A 46-year-old woman presented multiple times in a 4-month period with hypotension, sepsis, hypoglycaemia and psychosis. A low random cortisol in combination with her presenting complaint made adrenal insufficiency the likely diagnosis. Fluid resuscitation and i.v. steroid therapy led to clinical improvement; however, a short synacthen test (SST) demonstrated an apparently satisfactory cortisol response. The test was repeated on a later admission and revealed a peak cortisol level of 25 nmol/l (>550 nmol/l). Concurrent treatment with i.v. hydrocortisone had led to a false-negative SST. ACTH was <5 ng/l (>10 ng/l), indicating secondary adrenal failure. We discuss the challenges surrounding the diagnosis of adrenal insufficiency and hypopituitarism, the rare complication of psychosis and a presumptive diagnosis of autoimmune lymphocytic hypophysitis (ALH).
Adrenocortical insufficiency must be considered in the shocked, hypovolaemic and hypoglycaemic patient with electrolyte imbalance. Rapid treatment with fluid resuscitation and i.v. corticosteroids is vital.
Polymorphic presentations to multiple specialities are common. Generalised myalgia, abdominal pain and delirium are well recognised, psychosis is rare.
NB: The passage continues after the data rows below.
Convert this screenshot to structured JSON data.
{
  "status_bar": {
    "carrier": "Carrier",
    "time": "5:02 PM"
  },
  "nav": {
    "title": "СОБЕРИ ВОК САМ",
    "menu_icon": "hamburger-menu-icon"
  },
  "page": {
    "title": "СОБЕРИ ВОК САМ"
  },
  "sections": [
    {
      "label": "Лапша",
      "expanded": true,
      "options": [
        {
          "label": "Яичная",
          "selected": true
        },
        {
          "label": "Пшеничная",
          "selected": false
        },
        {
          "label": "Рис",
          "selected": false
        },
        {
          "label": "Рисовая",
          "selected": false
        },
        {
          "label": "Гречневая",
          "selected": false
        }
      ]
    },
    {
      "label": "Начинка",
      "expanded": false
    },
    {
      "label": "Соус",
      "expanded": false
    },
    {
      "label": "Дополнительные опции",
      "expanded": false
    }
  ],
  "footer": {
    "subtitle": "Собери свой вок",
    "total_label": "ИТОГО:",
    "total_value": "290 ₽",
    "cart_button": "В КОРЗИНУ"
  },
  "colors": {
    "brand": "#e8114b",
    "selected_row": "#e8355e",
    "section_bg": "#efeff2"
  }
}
A random cortisol can be taken with baseline bloods. Once the patient is stable, meticulous dynamic testing must follow to confirm the clinical diagnosis.
The chronic disease progression of ALH is hypothesised to be expansion then atrophy of the pituitary gland resulting in empty sella turcica and hypopituitarism.
If hypopituitarism is suspected, an ACTH deficiency should be treated prior to commencing thyroxine (T4) therapy as unopposed T4 may worsen features of cortisol deficiency.